‘Bird’ is the word

Birding is more than just watching birds



Birders look out over Sprague Lake, Sept. 19th, 2021.


“Birding” is not a term people hear too often. It sounds like someone just decided to turn “bird” into a verb, mostly because that’s exactly what it is.

To many, the word that comes to mind is birdwatching, but many birders, as they call themselves, are adamant that they are not the same thing.

“I would say all birders are birdwatchers and, to a large extent, all birdwatchers are birders,” said University of Idaho student and birder Ben Meredyk. “But typically, people who consider themselves birders rather than birdwatchers are more obsessed, more focused on identification and more focused on knowing as much as possible about birds.”

Though Meredyk lives in Ohio, he has been attending classes in Moscow for the past four years and is finishing up his final year of undergraduate courses this semester. The whole time, he said he has been avidly birding.

People who consider themselves birders will drive long distances for a particular bird, Meredyk said, chasing rarities or spending hours out actively searching for birds. Sometimes, Meredyk said birders will even sit in one spot for hours watching birds go by in active migration.

Meredyk said he has done all of these things many times. He said that the longest chase he’d ever done for a rare bird was twelve hours of driving in a single day to see an Emperor Goose in Portland. He had driven all the way from Moscow to Portland to see a single bird standing in a high school baseball field, he said.
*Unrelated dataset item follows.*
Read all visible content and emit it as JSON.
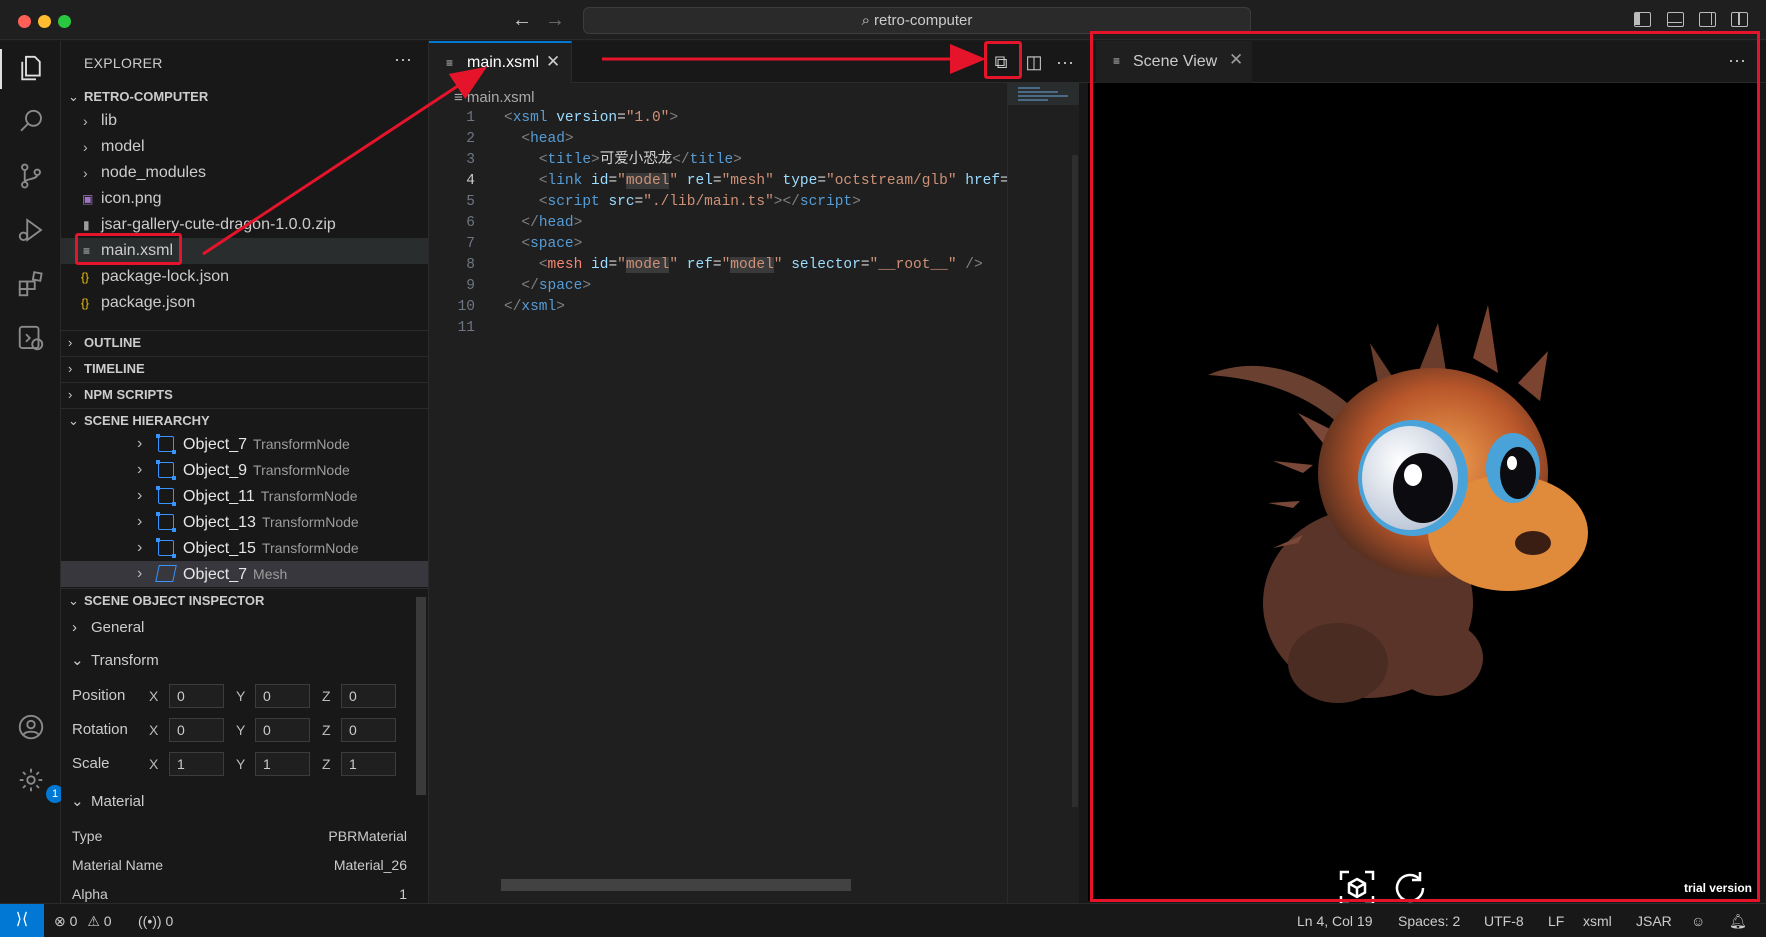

Dark-eyed juncos are common birds in Pullman in winter

I must confess, as the one writing this, that I, too, am a birder.

I nearly joined Meredyk on this literal wild goose chase but had to pass up the opportunity. It was only a month later when he and I traveled with two other undergraduates to the Tri-Cities that I was finally able to see an Emperor Goose of my own: the 20th recorded instance of the species in Washington.

My longest chase was about the same length as Meredyk’s trip to Portland, just shy of six hours to Woodland, Washington, to see the state’s third record of a Russian rarity called the Siberian Accentor. However, WSU graduate RJ Baltierra had us both beat.

An active birder who grew up in Whitman County, Baltierra said that his longest chase had been a nearly 24-hour round-trip. He said he drove from Amarillo, Texas, to the southern tip of the state along the Rio Grande Valley just to see the first record of a Bat Falcon in the US.

This nearly 2000-mile journey, Baltierra said, was a no-brainer.

“A birdwatcher is a little old lady watching her feeder in her backyard and a birder is someone who would drive hundreds of miles just to see a new bird,” said Baltierra. “So I’m definitely a birder.”

Hundreds of birders flocked from all over to see the falcon, with many flying in from distant states just to add it to their life list, a list of every species they’ve ever seen. However, Baltierra said his experience birding while growing up in Saint John, Washington, was a very different kind of birding.

“When I started birding, there was a small community here, mostly composed of older people, and never really any young birders,” Baltierra said. “It definitely felt like I was the only birder in the county most of the time.”

Baltierra said he spent most of his birding time alone but did not mind.

“I just liked the fact that I was by myself. I enjoyed the solitude and being outdoors, birding areas that don’t get birded at all,” Baltierra said. “Most of the time, I was the only person regularly visiting these places around the Palouse.”

Perhaps because he was so used to birding alone, Baltierra said he was a bit embarrassed about his love for the activity when he first brought it with him to WSU. He said people would comment things like “isn’t that what old people do?” and treat the activity as a bit “lame.”

I have heard many similar things, as have most birders I know.

However, it seems like things are now changing. As birding moves a bit more into the public eye, it is no longer seen as such a strange concept.

“It’s becoming a more known thing and more accepted for sure,” Baltierra said. “When I’m out birding in places, more and more people know what I’m doing already and it’s not really a question anymore of ‘why do you have binoculars’ or anything. They just know you’re looking at birds.”

Though all birders have different experiences, many bond over the passion they share and how it shapes their lives.

I think Meredyk put it in a way Baltierra, myself and many others can get behind.

“What I enjoy about birding is the birds,” Meredyk said. “I enjoy seeing birds, identifying birds and the challenge that some birds present, the places that birding makes me go, and the company of the birders who I bird with.”